The biggest is that you need animal-based protein to be strong, athletic, lean, muscular and healthy. There are too many examples of vegan bodybuilders, and athletes, destroying this myth. Personally, after switching to a plant-based diet, I competed in a kettlebell sport competition. In addition to training and competing in this meet with 100% plant-based nutrition, I came in about 40lbs lighter than my last kettlebell meet a little over 2 years prior, when I was eating a very meat-heavy diet. I ended up beating all of my previous records in the long cycle event (clean & jerk of two kettlebells for maximum reps in 10:00 without setting the kettlebells down) in both training and competition!
Have you had success in promoting veganism / vegetarianism to others? If so, how did you go about it?
Yes. Usually it is just through people asking me about my personal experiences. I do share information I’ve learned in my blogs, articles, and books I’ve written. Currently I am working on a project, a book that is a collaboration of articles from other plant-based athletes, trainers, and health and fitness professionals at plantbasedperformance.org. 100% of all book and ebook sales will go to benefit Mercy For Animals, a 501 (c)(3) dedicated to preventing cruelty to animals and promoting compassionate food choices and policies.
What do you think the most important aspect of training is?
Defining your goal, and training consistently.
What do you like best about being vegan?
In addition to the exceptional health benefits I’ve experienced, knowing that I’m helping animals and having a positive effect on the environment. I still have a ways to go, but I’m getting better daily!
What do you like best about being fit?
Having really good health and energy levels, and helping others experience the same benefits I’ve gained.
What advice do you have for people who are just starting out with training?
Start slow. Focus on progress but keep things simple. Decide on what your goal is, and make consistent progress toward it. Use as few exercises as you can to get there. It’s easier to evaluate what works and what doesn’t when you have fewer working parts. Simplicity, and consistency are the most important variables when starting out. I see too many beginners “program hopping” and getting discouraged when they fail to make progress.
What advice do you have for people who are thinking of becoming vegan?
Do it! Educate yourself. Learn. Don’t fall victim to the unhealthy vegan diet! Focus on fresh, whole, and raw whenever possible.
What motivates you in life?

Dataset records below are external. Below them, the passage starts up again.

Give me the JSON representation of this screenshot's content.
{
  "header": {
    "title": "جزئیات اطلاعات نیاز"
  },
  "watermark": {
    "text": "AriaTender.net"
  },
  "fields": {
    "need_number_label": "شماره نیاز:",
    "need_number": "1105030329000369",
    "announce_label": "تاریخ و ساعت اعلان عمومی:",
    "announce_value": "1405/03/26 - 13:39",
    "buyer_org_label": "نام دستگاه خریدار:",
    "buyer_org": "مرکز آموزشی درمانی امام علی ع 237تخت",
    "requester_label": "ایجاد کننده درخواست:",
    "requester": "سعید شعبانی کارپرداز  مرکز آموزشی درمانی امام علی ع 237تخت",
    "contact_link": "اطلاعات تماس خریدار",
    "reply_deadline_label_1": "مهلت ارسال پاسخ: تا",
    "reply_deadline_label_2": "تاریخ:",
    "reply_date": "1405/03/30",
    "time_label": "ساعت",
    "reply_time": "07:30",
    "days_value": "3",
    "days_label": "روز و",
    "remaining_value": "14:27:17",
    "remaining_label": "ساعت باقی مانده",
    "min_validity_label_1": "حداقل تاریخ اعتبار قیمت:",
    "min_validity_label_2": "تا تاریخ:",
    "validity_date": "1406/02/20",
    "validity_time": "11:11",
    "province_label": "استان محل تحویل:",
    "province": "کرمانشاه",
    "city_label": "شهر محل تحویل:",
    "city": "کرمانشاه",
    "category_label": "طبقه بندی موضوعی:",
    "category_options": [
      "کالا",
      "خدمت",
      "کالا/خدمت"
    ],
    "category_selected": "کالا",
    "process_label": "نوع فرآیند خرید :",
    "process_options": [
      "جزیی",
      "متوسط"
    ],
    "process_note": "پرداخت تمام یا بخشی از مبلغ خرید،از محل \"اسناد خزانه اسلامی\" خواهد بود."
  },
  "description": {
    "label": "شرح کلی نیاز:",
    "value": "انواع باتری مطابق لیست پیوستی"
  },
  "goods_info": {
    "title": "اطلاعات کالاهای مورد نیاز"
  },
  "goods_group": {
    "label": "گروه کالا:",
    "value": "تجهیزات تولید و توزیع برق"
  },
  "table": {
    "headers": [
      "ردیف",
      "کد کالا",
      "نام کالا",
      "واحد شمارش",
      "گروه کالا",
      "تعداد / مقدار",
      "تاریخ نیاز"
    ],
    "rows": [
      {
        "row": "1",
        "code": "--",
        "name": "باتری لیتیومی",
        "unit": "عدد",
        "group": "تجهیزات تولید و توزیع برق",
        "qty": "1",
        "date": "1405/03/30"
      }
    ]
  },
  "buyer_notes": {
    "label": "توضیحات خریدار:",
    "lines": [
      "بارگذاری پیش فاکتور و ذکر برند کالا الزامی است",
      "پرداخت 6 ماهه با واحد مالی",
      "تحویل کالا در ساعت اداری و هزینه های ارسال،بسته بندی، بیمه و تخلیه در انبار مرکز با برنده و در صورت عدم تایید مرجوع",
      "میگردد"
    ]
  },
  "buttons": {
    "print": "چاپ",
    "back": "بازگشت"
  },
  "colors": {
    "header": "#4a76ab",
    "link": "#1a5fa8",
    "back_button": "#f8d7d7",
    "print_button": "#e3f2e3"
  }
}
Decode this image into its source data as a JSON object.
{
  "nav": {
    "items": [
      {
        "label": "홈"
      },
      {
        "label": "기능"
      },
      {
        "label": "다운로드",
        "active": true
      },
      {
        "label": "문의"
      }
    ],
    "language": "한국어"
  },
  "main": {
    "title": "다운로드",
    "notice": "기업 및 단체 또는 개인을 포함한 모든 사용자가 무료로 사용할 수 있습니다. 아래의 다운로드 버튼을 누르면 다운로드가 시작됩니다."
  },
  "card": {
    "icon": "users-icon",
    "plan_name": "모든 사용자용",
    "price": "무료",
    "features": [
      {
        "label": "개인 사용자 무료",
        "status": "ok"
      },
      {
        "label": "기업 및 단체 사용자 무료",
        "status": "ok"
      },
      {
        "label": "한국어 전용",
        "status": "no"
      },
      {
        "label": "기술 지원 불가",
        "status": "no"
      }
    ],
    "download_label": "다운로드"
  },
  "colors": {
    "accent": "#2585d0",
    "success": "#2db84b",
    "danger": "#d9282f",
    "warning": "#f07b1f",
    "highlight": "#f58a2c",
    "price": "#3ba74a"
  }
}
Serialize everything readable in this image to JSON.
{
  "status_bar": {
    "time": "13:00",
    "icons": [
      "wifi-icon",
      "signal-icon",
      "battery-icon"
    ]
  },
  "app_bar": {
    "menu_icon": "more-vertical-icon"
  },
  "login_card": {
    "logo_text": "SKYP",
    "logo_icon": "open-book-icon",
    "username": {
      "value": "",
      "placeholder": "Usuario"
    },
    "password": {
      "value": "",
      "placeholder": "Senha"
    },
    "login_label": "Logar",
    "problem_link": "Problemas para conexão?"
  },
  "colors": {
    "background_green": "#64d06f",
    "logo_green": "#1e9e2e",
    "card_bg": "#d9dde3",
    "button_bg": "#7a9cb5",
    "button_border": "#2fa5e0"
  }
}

Having the realization that my purpose is to help people experience better health and to help contribute to the happiness and welfare of animals has been my biggest motivation. I see people who train day in and day out in that quest for a 6-pack, or bigger biceps, and many of the things they do to get there are far from healthy. I want to help people realize the importance of developing real health and having good energy, and when the get healthy on the inside, and develop a strong mind and spirit, the physical stuff takes care of itself, but it very rarely works the other way around.
What do you think of veganbodybuilding.com? Has it helped or inspired you?
I think veganbodybuilding.com is a great resource. It’s an opportunity to learn from people who live a similar lifestyle, and share similar goals and passions. Plus all you have to do is browse the user profiles for a minute to realize that the idea that it is not possible to build strength and muscle without a diet that is heavy in animal-based protein is far from accurate. I think veganbodybuilding.com is helping to educate people about the health and performance benefits of a plant-based diet in a constructive, and very effective, manner.
Do you have any other thoughts you’d like to share?
Life is short, don’t waste it. Look inside yourself, figure out what your purpose is here in this lifetime and do something every day that takes you closer to that realization.